• **WHAT TO PRODUCE**
Print every line below exactly as written, but leave the pictures behind.

• **Stored data entries**
= = = = = = =
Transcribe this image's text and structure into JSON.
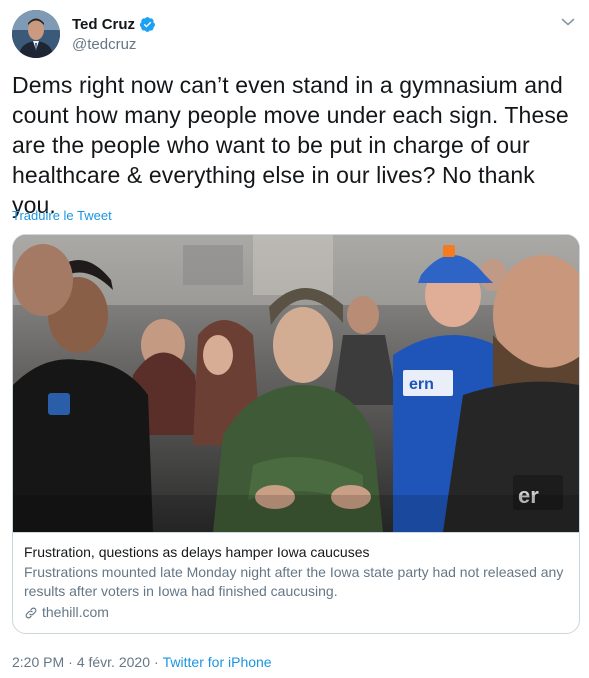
{
  "author": {
    "display_name": "Ted Cruz",
    "handle": "@tedcruz",
    "verified": true,
    "verified_color": "#1da1f2"
  },
  "tweet": {
    "text": "Dems right now can’t even stand in a gymnasium and count how many people move under each sign. These are the people who want to be put in charge of our healthcare & everything else in our lives? No thank you.",
    "translate_label": "Traduire le Tweet"
  },
  "card": {
    "title": "Frustration, questions as delays hamper Iowa caucuses",
    "description": "Frustrations mounted late Monday night after the Iowa state party had not released any results after voters in Iowa had finished caucusing.",
    "domain": "thehill.com"
  },
  "meta": {
    "time": "2:20 PM",
    "separator1": "·",
    "date": "4 févr. 2020",
    "separator2": "·",
    "source": "Twitter for iPhone"
  },
  "colors": {
    "link": "#1b95e0",
    "secondary_text": "#657786",
    "border": "#ccd6dd"
  },
  "icons": {
    "verified": "verified-badge-icon",
    "caret": "chevron-down-icon",
    "link": "link-icon"
  }
}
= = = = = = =
• **EXPECTED OUTPUT**
Transcribe this image's text and structure into JSON.
{
  "author": {
    "display_name": "Ted Cruz",
    "handle": "@tedcruz",
    "verified": true,
    "verified_color": "#1da1f2"
  },
  "tweet": {
    "text": "Dems right now can’t even stand in a gymnasium and count how many people move under each sign. These are the people who want to be put in charge of our healthcare & everything else in our lives? No thank you.",
    "translate_label": "Traduire le Tweet"
  },
  "card": {
    "title": "Frustration, questions as delays hamper Iowa caucuses",
    "description": "Frustrations mounted late Monday night after the Iowa state party had not released any results after voters in Iowa had finished caucusing.",
    "domain": "thehill.com"
  },
  "meta": {
    "time": "2:20 PM",
    "separator1": "·",
    "date": "4 févr. 2020",
    "separator2": "·",
    "source": "Twitter for iPhone"
  },
  "colors": {
    "link": "#1b95e0",
    "secondary_text": "#657786",
    "border": "#ccd6dd"
  },
  "icons": {
    "verified": "verified-badge-icon",
    "caret": "chevron-down-icon",
    "link": "link-icon"
  }
}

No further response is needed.